## [TASK STATEMENT]
Your response should consist of the records below, repeated exactly.
DATA FOR THIS EXERCISE START
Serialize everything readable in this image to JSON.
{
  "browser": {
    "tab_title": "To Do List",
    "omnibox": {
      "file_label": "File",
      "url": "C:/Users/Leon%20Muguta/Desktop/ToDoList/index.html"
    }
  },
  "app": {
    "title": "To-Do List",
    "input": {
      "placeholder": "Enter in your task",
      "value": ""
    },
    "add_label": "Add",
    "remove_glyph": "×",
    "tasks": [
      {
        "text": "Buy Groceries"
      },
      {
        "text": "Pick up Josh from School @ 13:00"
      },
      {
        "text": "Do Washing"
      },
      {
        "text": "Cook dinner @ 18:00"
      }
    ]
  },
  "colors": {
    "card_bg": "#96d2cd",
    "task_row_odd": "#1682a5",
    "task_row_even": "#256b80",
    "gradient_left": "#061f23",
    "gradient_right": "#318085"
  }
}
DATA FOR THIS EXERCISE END
## [WORKED SOLUTION]
Serialize everything readable in this image to JSON.
{
  "browser": {
    "tab_title": "To Do List",
    "omnibox": {
      "file_label": "File",
      "url": "C:/Users/Leon%20Muguta/Desktop/ToDoList/index.html"
    }
  },
  "app": {
    "title": "To-Do List",
    "input": {
      "placeholder": "Enter in your task",
      "value": ""
    },
    "add_label": "Add",
    "remove_glyph": "×",
    "tasks": [
      {
        "text": "Buy Groceries"
      },
      {
        "text": "Pick up Josh from School @ 13:00"
      },
      {
        "text": "Do Washing"
      },
      {
        "text": "Cook dinner @ 18:00"
      }
    ]
  },
  "colors": {
    "card_bg": "#96d2cd",
    "task_row_odd": "#1682a5",
    "task_row_even": "#256b80",
    "gradient_left": "#061f23",
    "gradient_right": "#318085"
  }
}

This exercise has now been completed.